BEGIN Dataset records

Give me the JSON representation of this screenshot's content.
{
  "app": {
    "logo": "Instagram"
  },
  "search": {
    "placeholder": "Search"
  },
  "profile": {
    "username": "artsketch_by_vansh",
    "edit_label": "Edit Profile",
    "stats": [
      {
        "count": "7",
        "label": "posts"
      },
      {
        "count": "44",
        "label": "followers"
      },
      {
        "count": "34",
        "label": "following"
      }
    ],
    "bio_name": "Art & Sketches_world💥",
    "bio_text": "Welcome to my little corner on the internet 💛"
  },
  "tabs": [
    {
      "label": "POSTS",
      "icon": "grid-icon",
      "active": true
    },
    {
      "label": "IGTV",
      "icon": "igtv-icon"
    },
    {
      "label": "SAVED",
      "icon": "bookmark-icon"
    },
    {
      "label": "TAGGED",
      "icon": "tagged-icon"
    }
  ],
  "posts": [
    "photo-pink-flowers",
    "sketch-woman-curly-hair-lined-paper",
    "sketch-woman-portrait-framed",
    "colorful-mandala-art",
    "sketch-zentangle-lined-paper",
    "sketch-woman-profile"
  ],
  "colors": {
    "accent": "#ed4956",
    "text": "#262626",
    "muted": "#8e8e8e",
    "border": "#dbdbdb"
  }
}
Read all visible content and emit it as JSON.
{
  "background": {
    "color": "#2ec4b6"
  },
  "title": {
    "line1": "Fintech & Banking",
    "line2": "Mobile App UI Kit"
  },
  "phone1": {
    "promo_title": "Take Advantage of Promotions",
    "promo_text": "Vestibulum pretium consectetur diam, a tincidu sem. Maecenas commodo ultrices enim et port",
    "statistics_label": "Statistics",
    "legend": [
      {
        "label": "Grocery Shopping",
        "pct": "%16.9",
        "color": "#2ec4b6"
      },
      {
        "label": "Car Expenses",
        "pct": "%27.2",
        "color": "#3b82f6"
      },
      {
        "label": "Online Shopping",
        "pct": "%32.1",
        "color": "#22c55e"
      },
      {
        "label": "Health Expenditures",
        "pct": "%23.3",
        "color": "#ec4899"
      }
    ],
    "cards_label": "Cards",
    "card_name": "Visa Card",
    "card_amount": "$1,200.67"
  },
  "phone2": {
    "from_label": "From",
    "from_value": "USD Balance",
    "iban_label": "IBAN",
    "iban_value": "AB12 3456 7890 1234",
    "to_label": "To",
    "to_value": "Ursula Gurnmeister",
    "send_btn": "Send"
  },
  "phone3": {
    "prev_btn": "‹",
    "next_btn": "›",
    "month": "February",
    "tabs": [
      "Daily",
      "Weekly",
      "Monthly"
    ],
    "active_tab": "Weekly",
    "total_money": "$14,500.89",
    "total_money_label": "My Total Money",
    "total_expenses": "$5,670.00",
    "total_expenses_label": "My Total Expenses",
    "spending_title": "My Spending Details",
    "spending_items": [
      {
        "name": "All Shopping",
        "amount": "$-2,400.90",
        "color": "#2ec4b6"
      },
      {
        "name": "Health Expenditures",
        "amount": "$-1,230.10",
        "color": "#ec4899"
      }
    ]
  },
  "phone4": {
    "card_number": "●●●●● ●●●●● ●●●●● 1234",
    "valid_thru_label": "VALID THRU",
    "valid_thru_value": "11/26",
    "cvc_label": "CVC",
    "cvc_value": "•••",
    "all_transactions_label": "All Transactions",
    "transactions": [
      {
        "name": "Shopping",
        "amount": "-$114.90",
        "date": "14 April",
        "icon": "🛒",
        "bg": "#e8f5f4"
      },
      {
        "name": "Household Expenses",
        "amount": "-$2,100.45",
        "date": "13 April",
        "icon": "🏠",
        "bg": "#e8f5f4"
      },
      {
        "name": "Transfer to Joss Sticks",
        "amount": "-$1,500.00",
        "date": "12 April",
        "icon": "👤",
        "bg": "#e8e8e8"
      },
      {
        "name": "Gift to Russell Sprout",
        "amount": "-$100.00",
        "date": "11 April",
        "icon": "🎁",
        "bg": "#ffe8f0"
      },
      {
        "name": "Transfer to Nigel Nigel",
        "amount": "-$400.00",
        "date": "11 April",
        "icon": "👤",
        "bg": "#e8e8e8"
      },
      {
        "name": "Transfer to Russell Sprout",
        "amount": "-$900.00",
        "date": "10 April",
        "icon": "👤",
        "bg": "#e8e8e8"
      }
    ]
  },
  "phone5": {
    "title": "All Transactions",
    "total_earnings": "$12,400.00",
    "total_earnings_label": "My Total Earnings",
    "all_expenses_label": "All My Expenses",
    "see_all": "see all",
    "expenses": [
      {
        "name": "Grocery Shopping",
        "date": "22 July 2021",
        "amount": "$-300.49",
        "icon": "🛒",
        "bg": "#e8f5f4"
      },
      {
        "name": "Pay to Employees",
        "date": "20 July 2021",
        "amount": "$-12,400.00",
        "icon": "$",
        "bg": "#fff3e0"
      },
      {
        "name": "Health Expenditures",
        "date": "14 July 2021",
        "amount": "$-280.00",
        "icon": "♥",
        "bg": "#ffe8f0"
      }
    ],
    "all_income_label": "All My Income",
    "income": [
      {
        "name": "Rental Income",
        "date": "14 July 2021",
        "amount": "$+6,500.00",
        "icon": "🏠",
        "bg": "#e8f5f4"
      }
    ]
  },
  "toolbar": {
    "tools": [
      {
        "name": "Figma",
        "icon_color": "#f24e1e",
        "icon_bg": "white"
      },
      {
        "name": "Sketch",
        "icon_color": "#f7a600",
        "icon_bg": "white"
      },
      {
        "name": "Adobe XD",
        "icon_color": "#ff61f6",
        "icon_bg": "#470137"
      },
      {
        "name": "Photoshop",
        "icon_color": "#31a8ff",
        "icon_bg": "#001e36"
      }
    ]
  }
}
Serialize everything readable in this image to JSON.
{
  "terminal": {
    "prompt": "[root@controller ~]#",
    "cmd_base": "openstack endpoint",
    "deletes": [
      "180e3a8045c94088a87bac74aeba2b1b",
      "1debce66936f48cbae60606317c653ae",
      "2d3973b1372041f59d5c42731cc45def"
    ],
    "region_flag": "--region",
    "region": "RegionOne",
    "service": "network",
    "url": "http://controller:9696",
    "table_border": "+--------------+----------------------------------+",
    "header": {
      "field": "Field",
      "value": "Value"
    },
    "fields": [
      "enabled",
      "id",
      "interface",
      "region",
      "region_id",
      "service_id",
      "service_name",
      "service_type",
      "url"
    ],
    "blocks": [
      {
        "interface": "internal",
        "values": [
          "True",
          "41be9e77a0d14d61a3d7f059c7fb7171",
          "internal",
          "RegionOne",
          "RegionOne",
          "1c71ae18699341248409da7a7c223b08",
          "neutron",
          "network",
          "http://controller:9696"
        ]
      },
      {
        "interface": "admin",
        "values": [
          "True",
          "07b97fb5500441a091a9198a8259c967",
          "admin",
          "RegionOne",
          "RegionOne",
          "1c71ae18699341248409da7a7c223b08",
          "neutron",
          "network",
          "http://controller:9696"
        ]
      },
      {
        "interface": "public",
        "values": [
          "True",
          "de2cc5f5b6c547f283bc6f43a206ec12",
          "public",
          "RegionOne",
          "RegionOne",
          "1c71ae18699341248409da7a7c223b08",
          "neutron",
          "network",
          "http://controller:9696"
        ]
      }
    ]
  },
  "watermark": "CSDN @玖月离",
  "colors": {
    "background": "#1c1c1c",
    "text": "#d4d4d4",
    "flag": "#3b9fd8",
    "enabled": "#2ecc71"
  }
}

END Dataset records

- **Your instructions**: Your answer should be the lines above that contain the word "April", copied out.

- **Result of this task**:
        "date": "14 April",
        "date": "13 April",
        "date": "12 April",
        "date": "11 April",
        "date": "11 April",
        "date": "10 April",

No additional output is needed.